PROBLEM: Repeat the data below exactly, with every entry included.

[Items from an interface collection]
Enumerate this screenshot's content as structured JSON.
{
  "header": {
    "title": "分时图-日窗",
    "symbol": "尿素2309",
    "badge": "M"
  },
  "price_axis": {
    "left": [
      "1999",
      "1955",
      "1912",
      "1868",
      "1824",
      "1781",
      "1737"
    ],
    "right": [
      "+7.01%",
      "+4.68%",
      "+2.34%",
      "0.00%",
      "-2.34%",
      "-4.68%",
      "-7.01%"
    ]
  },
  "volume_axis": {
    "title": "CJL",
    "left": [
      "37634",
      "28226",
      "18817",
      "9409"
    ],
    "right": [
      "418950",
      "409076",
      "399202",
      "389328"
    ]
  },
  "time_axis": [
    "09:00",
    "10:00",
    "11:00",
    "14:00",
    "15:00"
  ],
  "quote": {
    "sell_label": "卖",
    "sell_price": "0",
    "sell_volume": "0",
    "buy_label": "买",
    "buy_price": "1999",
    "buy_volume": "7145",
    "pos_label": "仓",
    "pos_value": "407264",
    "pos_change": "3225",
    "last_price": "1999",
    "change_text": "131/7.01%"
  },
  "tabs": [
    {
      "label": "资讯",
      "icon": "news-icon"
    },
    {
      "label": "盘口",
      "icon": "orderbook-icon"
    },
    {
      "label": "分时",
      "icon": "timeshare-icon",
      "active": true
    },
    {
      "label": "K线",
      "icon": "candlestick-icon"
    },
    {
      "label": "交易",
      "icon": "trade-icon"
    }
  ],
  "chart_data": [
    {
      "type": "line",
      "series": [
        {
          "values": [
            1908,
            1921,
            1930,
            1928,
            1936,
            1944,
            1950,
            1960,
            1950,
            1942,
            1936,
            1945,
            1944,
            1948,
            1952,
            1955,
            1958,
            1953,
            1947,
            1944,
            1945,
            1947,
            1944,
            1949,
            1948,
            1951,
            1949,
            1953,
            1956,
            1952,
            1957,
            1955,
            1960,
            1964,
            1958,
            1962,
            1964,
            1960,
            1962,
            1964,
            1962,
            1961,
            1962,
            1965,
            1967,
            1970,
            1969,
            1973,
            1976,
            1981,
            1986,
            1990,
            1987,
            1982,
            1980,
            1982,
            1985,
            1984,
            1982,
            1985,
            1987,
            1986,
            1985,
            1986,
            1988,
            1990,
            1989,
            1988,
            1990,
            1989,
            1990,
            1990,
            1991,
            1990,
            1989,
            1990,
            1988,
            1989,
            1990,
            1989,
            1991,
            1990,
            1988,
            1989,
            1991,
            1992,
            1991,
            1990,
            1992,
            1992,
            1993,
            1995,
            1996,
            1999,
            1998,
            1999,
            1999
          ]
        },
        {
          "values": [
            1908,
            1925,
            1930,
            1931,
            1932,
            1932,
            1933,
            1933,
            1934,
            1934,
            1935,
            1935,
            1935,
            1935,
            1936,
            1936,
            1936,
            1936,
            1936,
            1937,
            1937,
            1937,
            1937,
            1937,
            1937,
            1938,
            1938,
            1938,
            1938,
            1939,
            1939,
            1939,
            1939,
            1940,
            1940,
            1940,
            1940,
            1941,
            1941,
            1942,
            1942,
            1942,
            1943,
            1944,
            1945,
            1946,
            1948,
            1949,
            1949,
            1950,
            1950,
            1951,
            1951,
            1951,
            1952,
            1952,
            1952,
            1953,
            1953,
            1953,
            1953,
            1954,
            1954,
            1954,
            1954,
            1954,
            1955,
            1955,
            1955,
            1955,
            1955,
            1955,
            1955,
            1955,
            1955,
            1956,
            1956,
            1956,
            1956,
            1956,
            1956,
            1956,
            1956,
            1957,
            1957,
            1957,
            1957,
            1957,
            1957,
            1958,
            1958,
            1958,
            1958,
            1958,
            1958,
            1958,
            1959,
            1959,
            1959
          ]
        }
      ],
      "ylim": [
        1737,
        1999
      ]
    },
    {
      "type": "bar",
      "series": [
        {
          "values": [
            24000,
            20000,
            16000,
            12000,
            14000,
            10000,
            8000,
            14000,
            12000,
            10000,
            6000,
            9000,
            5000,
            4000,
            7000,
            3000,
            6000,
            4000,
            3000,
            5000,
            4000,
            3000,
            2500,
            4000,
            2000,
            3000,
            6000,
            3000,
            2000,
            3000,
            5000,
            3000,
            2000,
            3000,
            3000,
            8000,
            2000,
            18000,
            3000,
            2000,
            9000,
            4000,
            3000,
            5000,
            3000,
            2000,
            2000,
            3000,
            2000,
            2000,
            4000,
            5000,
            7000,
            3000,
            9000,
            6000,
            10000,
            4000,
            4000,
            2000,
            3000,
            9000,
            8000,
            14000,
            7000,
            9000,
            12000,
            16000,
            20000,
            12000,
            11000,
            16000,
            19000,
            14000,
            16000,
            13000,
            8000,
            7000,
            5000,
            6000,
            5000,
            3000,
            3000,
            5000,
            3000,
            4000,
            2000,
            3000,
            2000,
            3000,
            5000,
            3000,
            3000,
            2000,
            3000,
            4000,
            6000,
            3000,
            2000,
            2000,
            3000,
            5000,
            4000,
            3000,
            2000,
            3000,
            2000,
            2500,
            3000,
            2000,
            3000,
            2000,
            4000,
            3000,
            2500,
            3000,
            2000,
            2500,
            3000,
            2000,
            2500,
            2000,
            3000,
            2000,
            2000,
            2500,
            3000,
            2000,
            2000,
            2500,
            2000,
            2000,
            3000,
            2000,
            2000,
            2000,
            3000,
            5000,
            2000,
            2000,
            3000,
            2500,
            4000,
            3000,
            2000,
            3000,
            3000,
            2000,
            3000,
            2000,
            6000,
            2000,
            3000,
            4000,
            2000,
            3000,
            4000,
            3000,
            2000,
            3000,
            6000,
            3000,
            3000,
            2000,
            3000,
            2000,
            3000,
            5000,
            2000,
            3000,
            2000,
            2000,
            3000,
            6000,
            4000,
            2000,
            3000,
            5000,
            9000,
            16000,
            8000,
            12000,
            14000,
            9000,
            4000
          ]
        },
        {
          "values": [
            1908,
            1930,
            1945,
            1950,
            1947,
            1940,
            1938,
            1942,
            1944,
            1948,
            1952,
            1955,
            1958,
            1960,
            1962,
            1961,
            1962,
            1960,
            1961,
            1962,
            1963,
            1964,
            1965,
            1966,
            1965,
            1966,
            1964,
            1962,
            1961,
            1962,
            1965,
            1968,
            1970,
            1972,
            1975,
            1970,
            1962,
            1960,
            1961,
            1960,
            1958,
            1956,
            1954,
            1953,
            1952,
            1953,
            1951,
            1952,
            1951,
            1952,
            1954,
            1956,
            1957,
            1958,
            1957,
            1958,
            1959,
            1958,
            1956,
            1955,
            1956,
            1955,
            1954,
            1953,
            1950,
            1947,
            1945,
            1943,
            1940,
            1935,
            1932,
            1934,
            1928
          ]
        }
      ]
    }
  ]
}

PROBLEM SOLUTION:
Enumerate this screenshot's content as structured JSON.
{
  "header": {
    "title": "分时图-日窗",
    "symbol": "尿素2309",
    "badge": "M"
  },
  "price_axis": {
    "left": [
      "1999",
      "1955",
      "1912",
      "1868",
      "1824",
      "1781",
      "1737"
    ],
    "right": [
      "+7.01%",
      "+4.68%",
      "+2.34%",
      "0.00%",
      "-2.34%",
      "-4.68%",
      "-7.01%"
    ]
  },
  "volume_axis": {
    "title": "CJL",
    "left": [
      "37634",
      "28226",
      "18817",
      "9409"
    ],
    "right": [
      "418950",
      "409076",
      "399202",
      "389328"
    ]
  },
  "time_axis": [
    "09:00",
    "10:00",
    "11:00",
    "14:00",
    "15:00"
  ],
  "quote": {
    "sell_label": "卖",
    "sell_price": "0",
    "sell_volume": "0",
    "buy_label": "买",
    "buy_price": "1999",
    "buy_volume": "7145",
    "pos_label": "仓",
    "pos_value": "407264",
    "pos_change": "3225",
    "last_price": "1999",
    "change_text": "131/7.01%"
  },
  "tabs": [
    {
      "label": "资讯",
      "icon": "news-icon"
    },
    {
      "label": "盘口",
      "icon": "orderbook-icon"
    },
    {
      "label": "分时",
      "icon": "timeshare-icon",
      "active": true
    },
    {
      "label": "K线",
      "icon": "candlestick-icon"
    },
    {
      "label": "交易",
      "icon": "trade-icon"
    }
  ],
  "chart_data": [
    {
      "type": "line",
      "series": [
        {
          "values": [
            1908,
            1921,
            1930,
            1928,
            1936,
            1944,
            1950,
            1960,
            1950,
            1942,
            1936,
            1945,
            1944,
            1948,
            1952,
            1955,
            1958,
            1953,
            1947,
            1944,
            1945,
            1947,
            1944,
            1949,
            1948,
            1951,
            1949,
            1953,
            1956,
            1952,
            1957,
            1955,
            1960,
            1964,
            1958,
            1962,
            1964,
            1960,
            1962,
            1964,
            1962,
            1961,
            1962,
            1965,
            1967,
            1970,
            1969,
            1973,
            1976,
            1981,
            1986,
            1990,
            1987,
            1982,
            1980,
            1982,
            1985,
            1984,
            1982,
            1985,
            1987,
            1986,
            1985,
            1986,
            1988,
            1990,
            1989,
            1988,
            1990,
            1989,
            1990,
            1990,
            1991,
            1990,
            1989,
            1990,
            1988,
            1989,
            1990,
            1989,
            1991,
            1990,
            1988,
            1989,
            1991,
            1992,
            1991,
            1990,
            1992,
            1992,
            1993,
            1995,
            1996,
            1999,
            1998,
            1999,
            1999
          ]
        },
        {
          "values": [
            1908,
            1925,
            1930,
            1931,
            1932,
            1932,
            1933,
            1933,
            1934,
            1934,
            1935,
            1935,
            1935,
            1935,
            1936,
            1936,
            1936,
            1936,
            1936,
            1937,
            1937,
            1937,
            1937,
            1937,
            1937,
            1938,
            1938,
            1938,
            1938,
            1939,
            1939,
            1939,
            1939,
            1940,
            1940,
            1940,
            1940,
            1941,
            1941,
            1942,
            1942,
            1942,
            1943,
            1944,
            1945,
            1946,
            1948,
            1949,
            1949,
            1950,
            1950,
            1951,
            1951,
            1951,
            1952,
            1952,
            1952,
            1953,
            1953,
            1953,
            1953,
            1954,
            1954,
            1954,
            1954,
            1954,
            1955,
            1955,
            1955,
            1955,
            1955,
            1955,
            1955,
            1955,
            1955,
            1956,
            1956,
            1956,
            1956,
            1956,
            1956,
            1956,
            1956,
            1957,
            1957,
            1957,
            1957,
            1957,
            1957,
            1958,
            1958,
            1958,
            1958,
            1958,
            1958,
            1958,
            1959,
            1959,
            1959
          ]
        }
      ],
      "ylim": [
        1737,
        1999
      ]
    },
    {
      "type": "bar",
      "series": [
        {
          "values": [
            24000,
            20000,
            16000,
            12000,
            14000,
            10000,
            8000,
            14000,
            12000,
            10000,
            6000,
            9000,
            5000,
            4000,
            7000,
            3000,
            6000,
            4000,
            3000,
            5000,
            4000,
            3000,
            2500,
            4000,
            2000,
            3000,
            6000,
            3000,
            2000,
            3000,
            5000,
            3000,
            2000,
            3000,
            3000,
            8000,
            2000,
            18000,
            3000,
            2000,
            9000,
            4000,
            3000,
            5000,
            3000,
            2000,
            2000,
            3000,
            2000,
            2000,
            4000,
            5000,
            7000,
            3000,
            9000,
            6000,
            10000,
            4000,
            4000,
            2000,
            3000,
            9000,
            8000,
            14000,
            7000,
            9000,
            12000,
            16000,
            20000,
            12000,
            11000,
            16000,
            19000,
            14000,
            16000,
            13000,
            8000,
            7000,
            5000,
            6000,
            5000,
            3000,
            3000,
            5000,
            3000,
            4000,
            2000,
            3000,
            2000,
            3000,
            5000,
            3000,
            3000,
            2000,
            3000,
            4000,
            6000,
            3000,
            2000,
            2000,
            3000,
            5000,
            4000,
            3000,
            2000,
            3000,
            2000,
            2500,
            3000,
            2000,
            3000,
            2000,
            4000,
            3000,
            2500,
            3000,
            2000,
            2500,
            3000,
            2000,
            2500,
            2000,
            3000,
            2000,
            2000,
            2500,
            3000,
            2000,
            2000,
            2500,
            2000,
            2000,
            3000,
            2000,
            2000,
            2000,
            3000,
            5000,
            2000,
            2000,
            3000,
            2500,
            4000,
            3000,
            2000,
            3000,
            3000,
            2000,
            3000,
            2000,
            6000,
            2000,
            3000,
            4000,
            2000,
            3000,
            4000,
            3000,
            2000,
            3000,
            6000,
            3000,
            3000,
            2000,
            3000,
            2000,
            3000,
            5000,
            2000,
            3000,
            2000,
            2000,
            3000,
            6000,
            4000,
            2000,
            3000,
            5000,
            9000,
            16000,
            8000,
            12000,
            14000,
            9000,
            4000
          ]
        },
        {
          "values": [
            1908,
            1930,
            1945,
            1950,
            1947,
            1940,
            1938,
            1942,
            1944,
            1948,
            1952,
            1955,
            1958,
            1960,
            1962,
            1961,
            1962,
            1960,
            1961,
            1962,
            1963,
            1964,
            1965,
            1966,
            1965,
            1966,
            1964,
            1962,
            1961,
            1962,
            1965,
            1968,
            1970,
            1972,
            1975,
            1970,
            1962,
            1960,
            1961,
            1960,
            1958,
            1956,
            1954,
            1953,
            1952,
            1953,
            1951,
            1952,
            1951,
            1952,
            1954,
            1956,
            1957,
            1958,
            1957,
            1958,
            1959,
            1958,
            1956,
            1955,
            1956,
            1955,
            1954,
            1953,
            1950,
            1947,
            1945,
            1943,
            1940,
            1935,
            1932,
            1934,
            1928
          ]
        }
      ]
    }
  ]
}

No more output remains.